U.S. President Joe Biden and House Republican Speaker Kevin McCarthy will meet to discuss the debt ceiling on Monday, after a “productive” phone call as the president headed back to Washington, the two sides said on Sunday.
Mr. McCarthy, speaking to reporters at the U.S. Capitol following the call, said there were positive discussions on solving the crisis and that staff-level talks were set to resume later on Sunday.
Asked if he was more hopeful after talking to the president, Mr. McCarthy said: “Our teams are talking today and we’re setting (sic) to have a meeting tomorrow. That’s better than it was earlier. So, yes.”
A White House official confirmed Monday’s meeting but offered no specific time. Staff members from both sides will reconvene for talks at 6 p.m. on Sunday.
Mr. Biden, before leaving Japan following the G7 summit earlier on Sunday, said he would be willing to cut spending together with tax adjustments to reach a deal but that the latest offer from Republicans was “unacceptable.”
Less than two weeks remain until June 1, when the Treasury Department has warned that the federal government could be unable to pay all its debts, a deadline U.S. Treasury Secretary Janet Yellen reaffirmed on Sunday. A failure to lift the debt ceiling by that date would trigger a default that would cause chaos in financial markets and spike interest rates.
Mr. McCarthy’s comments Sunday appear more positive than the increasingly heated rhetoric in recent days as both sides reverted to calling the other’s position extremist and talks stalled.
“Much of what they’ve already proposed is simply, quite frankly, unacceptable,” Mr. Biden told a news conference in Hiroshima. “It’s time for Republicans to accept that there is no bipartisan deal to be made solely, solely on their partisan terms.
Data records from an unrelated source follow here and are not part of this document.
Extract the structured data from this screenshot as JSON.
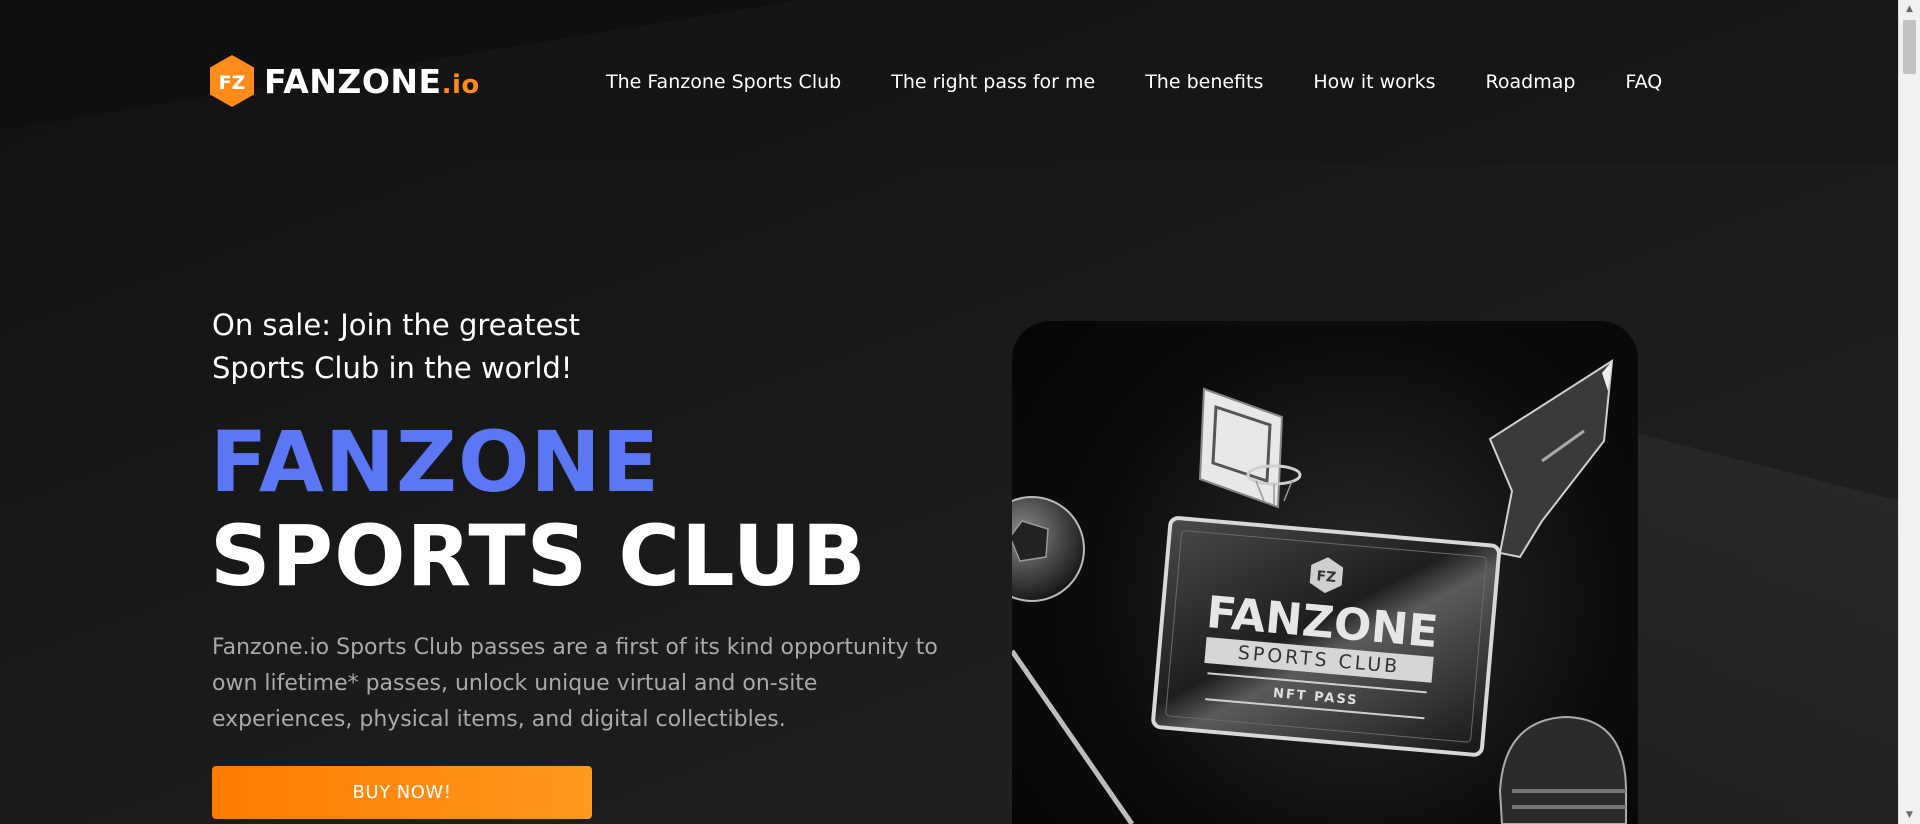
{
  "header": {
    "logo_text": "FANZONE",
    "logo_suffix": ".io",
    "logo_mark": "FZ",
    "nav": [
      {
        "label": "The Fanzone Sports Club"
      },
      {
        "label": "The right pass for me"
      },
      {
        "label": "The benefits"
      },
      {
        "label": "How it works"
      },
      {
        "label": "Roadmap"
      },
      {
        "label": "FAQ"
      }
    ]
  },
  "hero": {
    "tagline_line1": "On sale: Join the greatest",
    "tagline_line2": "Sports Club in the world!",
    "title_line1": "FANZONE",
    "title_line2": "SPORTS CLUB",
    "description": "Fanzone.io Sports Club passes are a first of its kind opportunity to own lifetime* passes, unlock unique virtual and on-site experiences, physical items, and digital collectibles.",
    "buy_button": "BUY NOW!"
  },
  "card": {
    "badge": "FZ",
    "brand": "FANZONE",
    "subtitle": "SPORTS CLUB",
    "pass_label": "NFT PASS"
  },
  "colors": {
    "accent_blue": "#5c77f5",
    "accent_orange": "#ff8b1a",
    "background": "#1b1b1b"
  },
  "icons": {
    "logo": "hexagon-fz-icon",
    "scroll_up": "triangle-up-icon",
    "scroll_down": "triangle-down-icon"
  }
}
They have to move as well.”
He also suggested some Republican lawmakers were willing to see the U.S. default on its debt so that the disastrous results would prevent Mr. Biden, a Democrat, from winning re-election in 2024.
After Sunday’s call, Mr. McCarthy said while there was still no final deal, there was an understanding to get negotiators on both sides back together before the two leaders met: “There’s no agreement. We’re still apart.”
“What I’m looking at are where our differences are and how could we solve those, and I felt that part was productive,” he told reporters.
Meanwhile, concerns about default are weighing on markets as an increase in the government’s self-imposed borrowing limit is needed regularly to cover costs of spending and tax cuts previously approved by lawmakers.
On Friday, the United States was forced to pay record-high interest rates in a recent debt offer.
Mr. McCarthy said Republicans backed an increase in the defense budget while cutting overall spending, and that debt ceiling talks have not included discussions about tax cuts passed under former President Donald Trump.
A source familiar with the negotiations said the Biden administration had proposed keeping non-defence discretionary spending flat for the next year.
Mr. Biden, ahead of the call, stressed that he was open to making spending cuts and said he was not concerned they would lead to a recession, but he could not agree to Republicans’ current demands.
The Republican-led House last month passed legislation that would cut a wide swath of government spending by 8 per cent next year. Democrats say that would force average cuts of at least 22 per cent on programs like education and law enforcement, a figure top Republicans have not disputed.
Republicans hold a slim majority of seats in the House and Mr. Biden’s fellow Democrats have narrow control of the Senate, so no deal can pass without bipartisan support. But time is running short as Monday’s meeting will take place with just 10 days left to hammer out a deal before hitting Treasury’s deadline.
Mr. McCarthy has said he will give House lawmakers 72 hours to review an agreement before bringing it up for a vote.
The last time the nation came this close to default was in 2011, also with a Democratic president and Senate with a Republican-led House.
Congress eventually averted default, but the economy endured heavy shocks, including the first-ever downgrade of the United States’ top-tier credit rating and a major stock selloff.